Having attended a hearing before the Senate Judiciary Committee, I was especially impressed by the testimony of four pastors—church leaders from very distinct communities—who each told their church’s stories rather than argue religious liberty rights, per se. That argument was made by the bill’s author and others, including yours truly for the Indiana Family Institute. But these pastors wisely and winsomely just “told their stories.”
And what amazing stories they told. Their congregations, like thousands of others, serve the hurting, provide solace in difficulties and a place of celebration in success, while also administering more tangible services—mental health counseling, child care, addiction recovery and maintenance, food, financial support, job support and search, and even diapers.
This testimony was cited several times as senators discussed and debated the measure’s merits and risks. That built upon the respectful tone taken by the pastors regarding officials making tough decisions with incomplete information that, in some cases, placed the faith community in a difficult place.
The committee declared through its 8-2 vote that communities of faith must be treated equally with all essential services and—while observing social distancing and other equally applied precautions—must remain open, echoing the reasoning of U.S. Supreme Court Justice Neil Gorsuch. The full Senate passed the bill 40-7 on Feb. 2.
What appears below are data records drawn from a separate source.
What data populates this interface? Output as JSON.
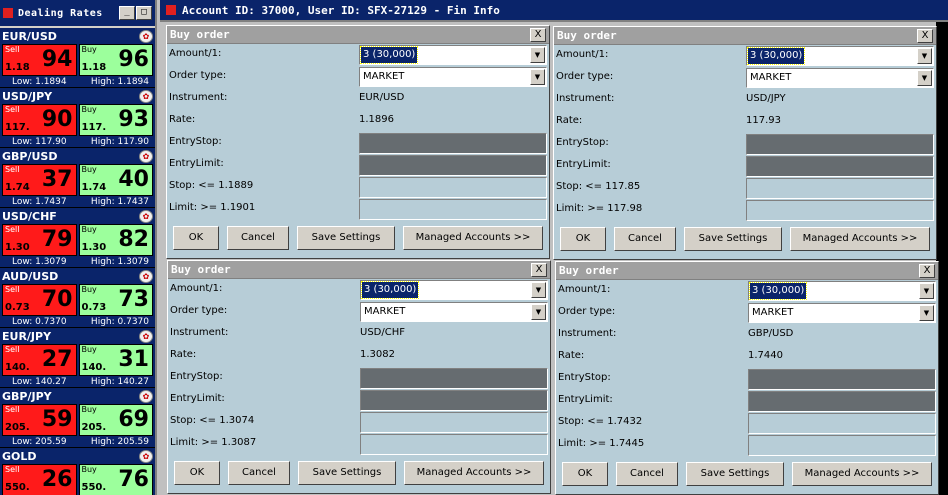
{
  "rates_window": {
    "title": "Dealing Rates",
    "min_btn": "_",
    "max_btn": "□"
  },
  "pairs": [
    {
      "name": "EUR/USD",
      "sell_label": "Sell",
      "sell_small": "1.18",
      "sell_big": "94",
      "buy_label": "Buy",
      "buy_small": "1.18",
      "buy_big": "96",
      "low": "Low: 1.1894",
      "high": "High: 1.1894"
    },
    {
      "name": "USD/JPY",
      "sell_label": "Sell",
      "sell_small": "117.",
      "sell_big": "90",
      "buy_label": "Buy",
      "buy_small": "117.",
      "buy_big": "93",
      "low": "Low: 117.90",
      "high": "High: 117.90"
    },
    {
      "name": "GBP/USD",
      "sell_label": "Sell",
      "sell_small": "1.74",
      "sell_big": "37",
      "buy_label": "Buy",
      "buy_small": "1.74",
      "buy_big": "40",
      "low": "Low: 1.7437",
      "high": "High: 1.7437"
    },
    {
      "name": "USD/CHF",
      "sell_label": "Sell",
      "sell_small": "1.30",
      "sell_big": "79",
      "buy_label": "Buy",
      "buy_small": "1.30",
      "buy_big": "82",
      "low": "Low: 1.3079",
      "high": "High: 1.3079"
    },
    {
      "name": "AUD/USD",
      "sell_label": "Sell",
      "sell_small": "0.73",
      "sell_big": "70",
      "buy_label": "Buy",
      "buy_small": "0.73",
      "buy_big": "73",
      "low": "Low: 0.7370",
      "high": "High: 0.7370"
    },
    {
      "name": "EUR/JPY",
      "sell_label": "Sell",
      "sell_small": "140.",
      "sell_big": "27",
      "buy_label": "Buy",
      "buy_small": "140.",
      "buy_big": "31",
      "low": "Low: 140.27",
      "high": "High: 140.27"
    },
    {
      "name": "GBP/JPY",
      "sell_label": "Sell",
      "sell_small": "205.",
      "sell_big": "59",
      "buy_label": "Buy",
      "buy_small": "205.",
      "buy_big": "69",
      "low": "Low: 205.59",
      "high": "High: 205.59"
    },
    {
      "name": "GOLD",
      "sell_label": "Sell",
      "sell_small": "550.",
      "sell_big": "26",
      "buy_label": "Buy",
      "buy_small": "550.",
      "buy_big": "76",
      "low": "",
      "high": ""
    }
  ],
  "main_window": {
    "title": "Account ID: 37000, User ID: SFX-27129 - Fin Info"
  },
  "dialogs": [
    {
      "title": "Buy order",
      "close": "X",
      "amount_label": "Amount/1:",
      "amount_value": "3 (30,000)",
      "order_type_label": "Order type:",
      "order_type_value": "MARKET",
      "instrument_label": "Instrument:",
      "instrument_value": "EUR/USD",
      "rate_label": "Rate:",
      "rate_value": "1.1896",
      "entry_stop_label": "EntryStop:",
      "entry_limit_label": "EntryLimit:",
      "stop_label": "Stop: <= 1.1889",
      "limit_label": "Limit: >= 1.1901",
      "ok": "OK",
      "cancel": "Cancel",
      "save": "Save Settings",
      "managed": "Managed Accounts >>"
    },
    {
      "title": "Buy order",
      "close": "X",
      "amount_label": "Amount/1:",
      "amount_value": "3 (30,000)",
      "order_type_label": "Order type:",
      "order_type_value": "MARKET",
      "instrument_label": "Instrument:",
      "instrument_value": "USD/JPY",
      "rate_label": "Rate:",
      "rate_value": "117.93",
      "entry_stop_label": "EntryStop:",
      "entry_limit_label": "EntryLimit:",
      "stop_label": "Stop: <= 117.85",
      "limit_label": "Limit: >= 117.98",
      "ok": "OK",
      "cancel": "Cancel",
      "save": "Save Settings",
      "managed": "Managed Accounts >>"
    },
    {
      "title": "Buy order",
      "close": "X",
      "amount_label": "Amount/1:",
      "amount_value": "3 (30,000)",
      "order_type_label": "Order type:",
      "order_type_value": "MARKET",
      "instrument_label": "Instrument:",
      "instrument_value": "USD/CHF",
      "rate_label": "Rate:",
      "rate_value": "1.3082",
      "entry_stop_label": "EntryStop:",
      "entry_limit_label": "EntryLimit:",
      "stop_label": "Stop: <= 1.3074",
      "limit_label": "Limit: >= 1.3087",
      "ok": "OK",
      "cancel": "Cancel",
      "save": "Save Settings",
      "managed": "Managed Accounts >>"
    },
    {
      "title": "Buy order",
      "close": "X",
      "amount_label": "Amount/1:",
      "amount_value": "3 (30,000)",
      "order_type_label": "Order type:",
      "order_type_value": "MARKET",
      "instrument_label": "Instrument:",
      "instrument_value": "GBP/USD",
      "rate_label": "Rate:",
      "rate_value": "1.7440",
      "entry_stop_label": "EntryStop:",
      "entry_limit_label": "EntryLimit:",
      "stop_label": "Stop: <= 1.7432",
      "limit_label": "Limit: >= 1.7445",
      "ok": "OK",
      "cancel": "Cancel",
      "save": "Save Settings",
      "managed": "Managed Accounts >>"
    }
  ]
}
In November, the national court, with new Justice Amy Coney Barrett on the bench in her first religious liberty case, overturned a New York state executive order that severely restricted attendance at worship services and was challenged by the Roman Catholic Diocese of Brooklyn and two Orthodox Jewish synagogues. Gorsuch wrote, “Government is not free to disregard the First Amendment in times of crisis.”
“And it turns out the businesses the governor considers essential include hardware stores, acupuncturists, and liquor stores. Bicycle repair shops, certain signage companies, accountants, lawyers, and insurance agents are all essential, too. So, at least according to the Governor, it may be unsafe to go to church, but it is always fine to pick up another bottle of wine, shop for a new bike, or spend the afternoon exploring your distal points and meridians. Who knew public health would so perfectly align with secular convenience?” he added.
The pastors in Indiana wisely spoke more about the fruits of the First Amendment—a vibrant, diverse faith community meeting the deepest human needs. Yet the committee wisely spoke to applying lessons learned from the pandemic through prudent public-policy prescriptions.
Those lessons might be more necessary in the future, when a theoretically more secular, less “religious” governing elite eschews parity and applies harsher rules upon faith communities. That would go beyond Rogge’s “obey and pay,” adding “stay,” as in stay at home. That would leave only “pray” for the faithful, assuming that remains unfettered in the future.•
Click here for more Forefront columns.